I am not a fan of Christmas-themed books, but as there were cats involved I thought I would make an exception. Having said that, it’s not really a Christmas book either. Tabby has always dreamed of working with cats, so when a legacy gives her the opportunity to set up the Castle Street Cat Café, she jumps at the chance. The plan was for her to run the café jointly with her boyfriend Leon. It turns out that he was not quite so invested, and abandons her to work as a chef on a cruise ship. Recently diagnosed with fibromyalgia, Tabby is not sure how she will cope on her own. She has deliberately downplayed the seriousness of her illness, but now has to open up and ask her family and friends for help, or give up on her dream.

This is the only book I have read by this author, and one of the things I particularly liked was the sense of community among all the small businesses in Castle Street, something I believe she has written about before. I love cats, but even I could not envisage living with as many as Tabby does here. I gave up trying to remember all their names, though one or two did stand out. The main problem I had was the amount of information the book contained about living with fibromyalgia. I appreciate it is a seriously debilitating condition, and I have every sympathy for anyone who suffers from it, or any other chronic illness, but in places it read more like a medical guide than fiction.

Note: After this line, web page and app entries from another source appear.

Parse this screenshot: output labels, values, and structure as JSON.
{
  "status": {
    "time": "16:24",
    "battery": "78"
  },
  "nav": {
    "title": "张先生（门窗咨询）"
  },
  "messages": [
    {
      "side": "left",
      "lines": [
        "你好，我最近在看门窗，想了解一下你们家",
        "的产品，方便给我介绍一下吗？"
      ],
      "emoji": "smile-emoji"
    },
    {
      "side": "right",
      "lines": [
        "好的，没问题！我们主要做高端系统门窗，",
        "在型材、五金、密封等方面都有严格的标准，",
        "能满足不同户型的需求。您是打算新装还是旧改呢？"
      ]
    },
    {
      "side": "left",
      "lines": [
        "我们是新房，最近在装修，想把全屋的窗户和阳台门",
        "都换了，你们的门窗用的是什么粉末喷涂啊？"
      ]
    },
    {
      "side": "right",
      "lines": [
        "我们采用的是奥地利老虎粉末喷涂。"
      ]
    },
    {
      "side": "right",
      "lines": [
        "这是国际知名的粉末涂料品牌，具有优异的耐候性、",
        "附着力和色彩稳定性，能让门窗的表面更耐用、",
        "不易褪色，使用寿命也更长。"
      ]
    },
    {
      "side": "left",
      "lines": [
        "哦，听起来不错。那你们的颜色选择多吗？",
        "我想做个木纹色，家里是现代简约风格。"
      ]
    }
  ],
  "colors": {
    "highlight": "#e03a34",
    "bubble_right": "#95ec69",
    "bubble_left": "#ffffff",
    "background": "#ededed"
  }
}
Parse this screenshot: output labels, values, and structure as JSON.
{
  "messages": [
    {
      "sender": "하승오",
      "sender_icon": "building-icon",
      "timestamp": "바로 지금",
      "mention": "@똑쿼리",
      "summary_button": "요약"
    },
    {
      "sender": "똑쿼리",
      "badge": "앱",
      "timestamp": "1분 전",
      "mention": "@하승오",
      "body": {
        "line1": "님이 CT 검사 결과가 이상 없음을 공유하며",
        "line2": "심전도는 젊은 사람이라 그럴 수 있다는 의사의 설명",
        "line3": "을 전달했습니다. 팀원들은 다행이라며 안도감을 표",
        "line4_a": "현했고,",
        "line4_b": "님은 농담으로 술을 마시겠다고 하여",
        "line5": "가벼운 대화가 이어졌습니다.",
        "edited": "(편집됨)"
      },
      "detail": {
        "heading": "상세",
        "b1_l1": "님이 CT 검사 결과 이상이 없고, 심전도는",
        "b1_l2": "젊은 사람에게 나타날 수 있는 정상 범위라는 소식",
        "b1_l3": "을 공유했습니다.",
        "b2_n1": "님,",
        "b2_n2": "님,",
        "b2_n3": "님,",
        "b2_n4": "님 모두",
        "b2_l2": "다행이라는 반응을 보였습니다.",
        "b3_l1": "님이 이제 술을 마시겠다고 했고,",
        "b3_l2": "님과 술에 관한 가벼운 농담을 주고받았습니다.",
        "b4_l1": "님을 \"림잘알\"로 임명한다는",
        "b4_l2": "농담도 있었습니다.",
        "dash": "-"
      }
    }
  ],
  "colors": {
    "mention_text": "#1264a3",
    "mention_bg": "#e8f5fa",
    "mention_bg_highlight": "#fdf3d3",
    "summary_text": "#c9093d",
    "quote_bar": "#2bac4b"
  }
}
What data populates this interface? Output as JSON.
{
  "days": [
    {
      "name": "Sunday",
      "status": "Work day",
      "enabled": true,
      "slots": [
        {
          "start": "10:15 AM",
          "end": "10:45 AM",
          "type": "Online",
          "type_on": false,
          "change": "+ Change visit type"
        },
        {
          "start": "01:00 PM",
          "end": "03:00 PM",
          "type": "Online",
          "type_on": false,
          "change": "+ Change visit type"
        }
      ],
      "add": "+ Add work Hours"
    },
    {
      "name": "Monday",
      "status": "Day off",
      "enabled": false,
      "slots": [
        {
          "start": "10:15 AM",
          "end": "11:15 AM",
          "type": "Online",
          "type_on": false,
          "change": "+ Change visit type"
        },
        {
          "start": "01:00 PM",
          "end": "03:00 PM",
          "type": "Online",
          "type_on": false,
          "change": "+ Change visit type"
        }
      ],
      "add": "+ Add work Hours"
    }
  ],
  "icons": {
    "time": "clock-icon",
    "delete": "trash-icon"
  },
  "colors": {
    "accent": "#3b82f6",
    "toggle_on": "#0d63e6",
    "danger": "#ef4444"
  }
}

The story is told entirely from Tabby’s perspective, so we don’t know what Tom is thinking and can only judge by his actions. It is obvious from the start that he has feelings for Tabby, but it is not clear what she thinks. As they have known each other since childhood, they already have a strong bond, so it is not much of a leap for them to become romantically involved. The characters all seemed a bit flat and lacking in depth. The vandalism strand did not add much to the story – in fact, it was highly unlikely, as cat cafes exist partly to foster and rehome stray and unwanted cats, so what is there to object to. I enjoyed Christmas at the Cat Café, but not as much as I was expecting to. Thanks to Boldwood Books and NetGalley for a digital copy to review.